As fatigued San Antonians endure yet another spike in the spread of the coronavirus, including a rising death and hospitalization count, the evening briefings by Mayor Ron Nirenberg and Bexar County Judge Nelson Wolff continue to stress social distancing practices and the use of facial masks.

Most of us are listening and putting into practice proven methods to contain the spread of COVID-19.

At the same time, City officials seem to be turning a blind eye to public gatherings that the Centers for Disease Control and Prevention would cite as a danger to public health and control of the pandemic while the nation awaits widespread access to vaccines.

The Dec. 19 world championship boxing match between Mexico’s Canelo Alvarez and the United Kingdom’s Callum Smith drew 11,423 fans to the Alamodome, the maximum allowed in for the prize fight that saw the popular Alvarez win in a unanimous decision. City officials promised safe social distancing and mask use, but images circulated on social media belie that commitment. Fans are seen standing, shouting, and packed in closely at ringside, some wearing masks, many not.

Even if both fight teams kept their camps in a bubble, it only takes a single individual to spread the virus in such tight quarters.

Boxer Canelo Alvarez walks toward the ring before his fight against Callum Smith at the Alamodome on Dec. 19.
Boxer Canelo Alvarez walks toward the ring before his fight against Callum Smith at the Alamodome on Dec. 19. Thousands gathered for the event. Credit: Courtesy / Canelo Alvarez Facebook

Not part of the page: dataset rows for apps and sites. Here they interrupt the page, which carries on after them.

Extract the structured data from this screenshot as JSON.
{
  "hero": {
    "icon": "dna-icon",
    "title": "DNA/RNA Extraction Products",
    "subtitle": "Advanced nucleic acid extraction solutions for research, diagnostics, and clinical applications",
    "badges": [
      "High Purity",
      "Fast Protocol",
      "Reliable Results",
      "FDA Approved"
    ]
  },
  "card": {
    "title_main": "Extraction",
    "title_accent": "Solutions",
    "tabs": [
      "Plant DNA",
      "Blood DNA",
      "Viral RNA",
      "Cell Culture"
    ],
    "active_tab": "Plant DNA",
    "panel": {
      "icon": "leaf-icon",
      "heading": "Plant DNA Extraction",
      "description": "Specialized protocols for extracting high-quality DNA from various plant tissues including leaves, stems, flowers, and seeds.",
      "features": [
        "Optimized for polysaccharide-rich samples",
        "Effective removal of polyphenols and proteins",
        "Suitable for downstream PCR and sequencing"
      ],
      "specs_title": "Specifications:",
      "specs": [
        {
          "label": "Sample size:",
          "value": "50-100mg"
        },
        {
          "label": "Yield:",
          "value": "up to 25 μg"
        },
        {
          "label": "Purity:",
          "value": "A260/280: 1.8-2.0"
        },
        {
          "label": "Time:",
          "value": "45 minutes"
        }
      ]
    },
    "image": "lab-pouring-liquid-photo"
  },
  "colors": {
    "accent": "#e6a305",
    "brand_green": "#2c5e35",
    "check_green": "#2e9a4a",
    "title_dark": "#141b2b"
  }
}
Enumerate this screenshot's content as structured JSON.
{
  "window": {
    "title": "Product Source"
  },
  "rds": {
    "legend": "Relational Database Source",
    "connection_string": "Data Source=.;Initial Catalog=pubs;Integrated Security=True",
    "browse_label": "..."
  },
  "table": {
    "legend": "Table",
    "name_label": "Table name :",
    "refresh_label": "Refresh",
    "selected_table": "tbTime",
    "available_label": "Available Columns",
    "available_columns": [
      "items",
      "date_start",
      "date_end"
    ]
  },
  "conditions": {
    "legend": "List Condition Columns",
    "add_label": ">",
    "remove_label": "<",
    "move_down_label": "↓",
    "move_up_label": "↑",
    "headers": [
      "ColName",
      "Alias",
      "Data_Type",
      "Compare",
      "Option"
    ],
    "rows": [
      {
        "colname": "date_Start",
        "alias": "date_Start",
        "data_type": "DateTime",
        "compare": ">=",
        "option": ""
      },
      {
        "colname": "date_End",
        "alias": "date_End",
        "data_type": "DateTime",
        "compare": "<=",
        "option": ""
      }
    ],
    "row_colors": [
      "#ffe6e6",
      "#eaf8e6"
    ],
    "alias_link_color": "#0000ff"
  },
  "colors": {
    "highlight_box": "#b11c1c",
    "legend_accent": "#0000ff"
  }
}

Circumstances will be similar Tuesday evening when the University of Texas Longhorns meet the University of Colorado Buffaloes in the annual Valero Alamo Bowl. Regardless of the safety protocols put in place by local officials, monitoring thousands of fans streaming through the concourses, lining up at concession stands, and watching the game is simply impossible. Some individuals will break the rules. Some will be caught, but others will not be caught.

At the same time, City officials have canceled smaller outdoor gatherings that could have become superspreader events, such as the Conservation Society’s Fall Heritage Festival that was scheduled to attract 1,000 people to La Villita on Nov. 6.

The difference? The City owns the Alamodome and big events bring in significant rent and concession revenues.

The biggest superspreader threat in San Antonio is not inside the Alamodome, in my opinion. It’s on the narrow sidewalks of the River Walk in the downtown commercial district, where thousands come nightly to see the holiday lights and enjoy dinner and drinks at restaurants and bars along the river.

I’ve ventured down there on three occasions this past week and each time witnessed people, including families with children, strolling along without masks. Even the pedestrians wearing masks come within close proximity to the many al fresco diners who are unmasked. People who want a barge ride are required to wear a mask. I saw many waited in long lines, seated and standing right next to one another, with masks in hand, donning them only as they boarded.

On my first visit last week, my wife Monika and I walked from our house to downtown to see the lights, naively expecting a light turnout. Instead we quickly found ourselves caught in a sea of people, many without masks. We had to turn sideways to navigate the crowd. It was impossible to avoid close physical contact. We made our way to the first available bridge and didn’t look back.

Along the way, I stopped to photograph a City sign urging mask use. Why isn’t mask use mandatory all along the River Walk, I wondered? Clearly, the City’s messaging is inconsistent. Cash registers are ringing again on the Paseo del Rio, which is good, but that commerce could come at a high price. No local authority is addressing the larger threat such crowds pose to public health, despite the rising number of San Antonians who are testing positive for the virus. We are now in a cycle where the numbers are approaching record levels.

Yet it’s also Christmas and merchants are desperate for revenue. It becomes easy to look the other way. Voters might one day punish officeholders for their steadfast commitment to defending public health in a pandemic and employing unpopular restrictions necessary to contain the virus.

Even so, the obligation should be to do what is right, even if it means further economic and social restrictions. Of course, we could have it both ways. Restaurants, bars, and shops could stay open for business, and public venues could remain safe if people would play by the rules and wear masks and observe social distancing, and if elected leaders enforce those rules fairly and equitably without exception.

Robert Rivard

Robert Rivard

Robert Rivard is editor of the San Antonio Report.